I had a lively debate with my 89-yr-old father the other night and when he gets his “Italian” going, watch out! The discussion centered on what is happening in our country, with our government and what our current President is doing in the way of death and taxation.
My father has been talking and thinking a great deal about this country that he loves dearly as Independence day approaches. Dad served in the Navy during WW II. My dad is the son of an immigrant who traveled to the United States of America from Italy and passed through Ellis Island. Five generations of Americans are now living here.
My family heritage represents everything right about the American thread that is woven into the very fabric of American life. You work hard, pay your dues and raise your kids and when you step from this life into the everlasting life – you leave behind whatever you have accumulated for your children as an inheritance. That is, until 2011, when President Obama’s camp plans to tax your estate to death.
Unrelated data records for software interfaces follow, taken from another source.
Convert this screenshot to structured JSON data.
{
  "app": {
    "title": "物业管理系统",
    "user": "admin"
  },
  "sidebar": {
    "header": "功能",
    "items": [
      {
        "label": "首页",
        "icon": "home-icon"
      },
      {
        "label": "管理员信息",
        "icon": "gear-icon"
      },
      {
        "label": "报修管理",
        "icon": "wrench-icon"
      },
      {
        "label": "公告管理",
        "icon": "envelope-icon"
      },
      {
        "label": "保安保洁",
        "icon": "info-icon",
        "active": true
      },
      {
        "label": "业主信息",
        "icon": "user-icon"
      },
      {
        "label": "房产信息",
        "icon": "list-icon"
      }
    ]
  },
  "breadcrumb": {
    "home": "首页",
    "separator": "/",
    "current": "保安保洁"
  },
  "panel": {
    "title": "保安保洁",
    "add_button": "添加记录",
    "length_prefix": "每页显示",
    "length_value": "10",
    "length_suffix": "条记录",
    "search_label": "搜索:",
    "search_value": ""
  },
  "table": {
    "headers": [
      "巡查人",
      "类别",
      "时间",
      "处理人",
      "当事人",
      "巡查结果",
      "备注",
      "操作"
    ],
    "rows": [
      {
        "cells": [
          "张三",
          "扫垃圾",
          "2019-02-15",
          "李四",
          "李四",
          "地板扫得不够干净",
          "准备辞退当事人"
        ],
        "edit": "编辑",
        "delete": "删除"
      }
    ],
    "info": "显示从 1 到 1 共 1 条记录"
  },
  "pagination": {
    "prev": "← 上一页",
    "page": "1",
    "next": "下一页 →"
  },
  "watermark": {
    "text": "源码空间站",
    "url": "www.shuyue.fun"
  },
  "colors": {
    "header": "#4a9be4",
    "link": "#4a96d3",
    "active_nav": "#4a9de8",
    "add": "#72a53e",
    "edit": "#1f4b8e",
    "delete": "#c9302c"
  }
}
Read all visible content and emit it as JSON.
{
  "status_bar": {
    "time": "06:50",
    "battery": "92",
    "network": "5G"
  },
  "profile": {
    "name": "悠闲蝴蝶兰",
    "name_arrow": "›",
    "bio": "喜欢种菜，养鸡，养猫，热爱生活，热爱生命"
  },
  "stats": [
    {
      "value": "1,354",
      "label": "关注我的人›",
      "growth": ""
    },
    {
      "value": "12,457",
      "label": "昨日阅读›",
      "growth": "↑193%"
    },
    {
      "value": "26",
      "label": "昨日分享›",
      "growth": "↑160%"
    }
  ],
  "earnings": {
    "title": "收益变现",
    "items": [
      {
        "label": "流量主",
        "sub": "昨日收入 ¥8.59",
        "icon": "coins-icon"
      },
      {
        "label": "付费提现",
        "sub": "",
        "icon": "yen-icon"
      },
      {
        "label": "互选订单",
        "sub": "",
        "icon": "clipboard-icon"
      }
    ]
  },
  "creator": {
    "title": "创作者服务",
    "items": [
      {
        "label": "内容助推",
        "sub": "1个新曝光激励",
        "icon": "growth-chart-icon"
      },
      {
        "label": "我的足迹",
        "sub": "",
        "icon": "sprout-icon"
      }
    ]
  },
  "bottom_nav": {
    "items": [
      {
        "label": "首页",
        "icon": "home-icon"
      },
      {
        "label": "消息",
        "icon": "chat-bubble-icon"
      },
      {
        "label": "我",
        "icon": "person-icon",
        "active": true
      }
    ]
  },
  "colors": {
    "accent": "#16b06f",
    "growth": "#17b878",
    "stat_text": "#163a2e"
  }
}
Remember, everything you own has already been taxed to death already. Does this sound like double taxation to you? It should.
I wasn’t paying much attention to the whole debate about the “Death Tax” until recently when my dad started talking about it so much. According to my father and the Wall Street Journal, “The President’s budget calls for the largest increase in the death tax in U.S. history in 2010.”
The “Death Tax” rate is going all the way back to 55%. According to the Wall Street Journal, “The Obama Administration wants to make sure it never hits zero. It doesn’t seem to matter that the vast majority of the money in an estate was already taxed when the money was earned.”
The most important thing to remember here is that the Wall Street Journal is typically considered a very liberal newspaper that consistently supports the Obama Administration and never goes against anything the President says or does.
Enter the Death Tax, and even the Wall Street Journal folks are cringing.
I told my father that the government can take my inheritance but they can never strip my heritage from me. My father is worried that his “kids” will not have anything left to inherit when he has left.
Don’t worry, Pop, you gave me more than I could ever have wanted while you were here on earth with me. When you leave me, the government can grab your money but I will still have your love. It’s more precious than paper anyway.